Intro: Candy Globe Dispenser
This instructable was created in fulfillment of the project requirement of the Makecourse at the University of South Florida (www.makecourse.com).
The Candy Globe Dispenser is an automated system that uses the proximity sensor to trigger the release of candy through the base shaft.
This Instructable will guide you through the creation of a simplistic and fun device.
STL files are attached below. The enclosure is useful to house the hardware and the dispenser itself.
This Instructable uses an Arduino Uno as the microcontroller to provide the program and power to the dispenser.
The program Autodesk Inventor 2015 was used to create the parts in this Instructable.
Additionally, you will need:
Proximity sensor HCR-S04
6.5"L x 0.5"W Wooden dowel
Hot glue gun
1 9v battery or USB wire for Arduino Uno
Step 1: Assemble Parts

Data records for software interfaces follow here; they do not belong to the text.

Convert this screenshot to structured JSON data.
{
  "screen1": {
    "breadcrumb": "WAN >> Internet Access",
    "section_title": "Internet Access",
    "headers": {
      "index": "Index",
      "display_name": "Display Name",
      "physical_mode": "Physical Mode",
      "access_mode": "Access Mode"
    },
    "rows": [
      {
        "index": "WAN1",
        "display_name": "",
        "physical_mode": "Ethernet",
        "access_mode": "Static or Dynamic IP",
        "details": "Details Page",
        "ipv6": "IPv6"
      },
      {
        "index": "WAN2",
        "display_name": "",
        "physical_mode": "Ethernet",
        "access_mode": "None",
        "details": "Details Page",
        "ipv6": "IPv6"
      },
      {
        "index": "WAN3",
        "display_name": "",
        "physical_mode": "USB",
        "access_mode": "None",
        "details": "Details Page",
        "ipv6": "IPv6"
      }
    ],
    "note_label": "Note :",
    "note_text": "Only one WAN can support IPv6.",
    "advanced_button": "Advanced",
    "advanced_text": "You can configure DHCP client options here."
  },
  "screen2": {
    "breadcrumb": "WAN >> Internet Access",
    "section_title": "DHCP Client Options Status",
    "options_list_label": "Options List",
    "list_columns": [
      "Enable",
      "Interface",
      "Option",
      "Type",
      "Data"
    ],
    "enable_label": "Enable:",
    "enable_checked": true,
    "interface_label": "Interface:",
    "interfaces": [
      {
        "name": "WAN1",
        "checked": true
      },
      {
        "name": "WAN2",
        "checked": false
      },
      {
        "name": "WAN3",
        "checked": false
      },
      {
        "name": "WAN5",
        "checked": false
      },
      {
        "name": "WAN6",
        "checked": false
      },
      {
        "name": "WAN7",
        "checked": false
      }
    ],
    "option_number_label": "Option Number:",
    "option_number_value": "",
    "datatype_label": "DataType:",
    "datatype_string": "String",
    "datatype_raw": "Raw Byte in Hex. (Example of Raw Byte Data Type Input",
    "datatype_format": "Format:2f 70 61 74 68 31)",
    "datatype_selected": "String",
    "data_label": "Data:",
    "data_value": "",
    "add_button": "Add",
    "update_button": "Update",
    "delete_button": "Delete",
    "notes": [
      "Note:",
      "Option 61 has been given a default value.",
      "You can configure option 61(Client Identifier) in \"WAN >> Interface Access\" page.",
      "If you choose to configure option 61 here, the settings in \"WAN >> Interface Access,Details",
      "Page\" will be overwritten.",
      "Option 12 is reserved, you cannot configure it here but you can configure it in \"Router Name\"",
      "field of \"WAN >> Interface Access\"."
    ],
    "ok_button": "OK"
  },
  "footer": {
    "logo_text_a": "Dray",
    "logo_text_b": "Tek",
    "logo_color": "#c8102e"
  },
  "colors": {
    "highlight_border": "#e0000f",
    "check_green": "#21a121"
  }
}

1. Following the print out of each of the STL files, use hot glue to attach the stepper motor directly under the lid, with its rotating shaft neatly through the middle of the hole within the lid.
2.Glue on the proximity sensor box over the cut out rectangular hole.
3. Secure the bottom half of the sphere onto the base of the dispenser, and the bottom, larger disk to the open end of the sphere half.
4. Snap on the top disk to the open end of the top sphere.
5. Drill a hole in the bottom end of the wooden dowel, about half a centimeter in diameter, with a 3/16" drill bit.
6. Secure the dowel onto the shaft of the stepper motor through the lid
7. The base of the dispenser then goes over the rod, fastened to the top of the lid with hot glue.
8. Fit the rod through the second disk and into the top half of the sphere.
9. Finally, fill with candy.
Step 2: Wiring
The schematic file is included below.
The code to be uploaded includes the library files for the proximity sensor and the implementation code for the dispenser itself. Files are below.
Connect the Arduino into the computer and upload the sketch through the Arduino program.
From the Arduino, wire its 5V power and Ground into the breadboard.
Wire the proximity sensor through the box in the lid.
Its VCC and ground pins goes into the breadboard.
The Trigger and Echo pins are specific to the code, but the code provided specify that its Echo connection is wired to pin 8 on the Arduino Uno, and Trigger is wired to pin 9.
The Stepper motor is wired into the controller, where its power and ground are also wired into the breadboard into their respective connections.
TN1 into analog pin 0, or pin 14.
TN2 into analog pin 1, or pin 15.
TN3 into analog pin 2, or pin 16.
TN4 into analog pin 3, or pin 17.
Lastly, if using a 9V battery as the power source, connect it to the Arduino's power port. If using the USB connection to the computer, complete that connection instead.
Step 3: Complimentary Videos
The videos show the 3D modeling of the parts in Inventor.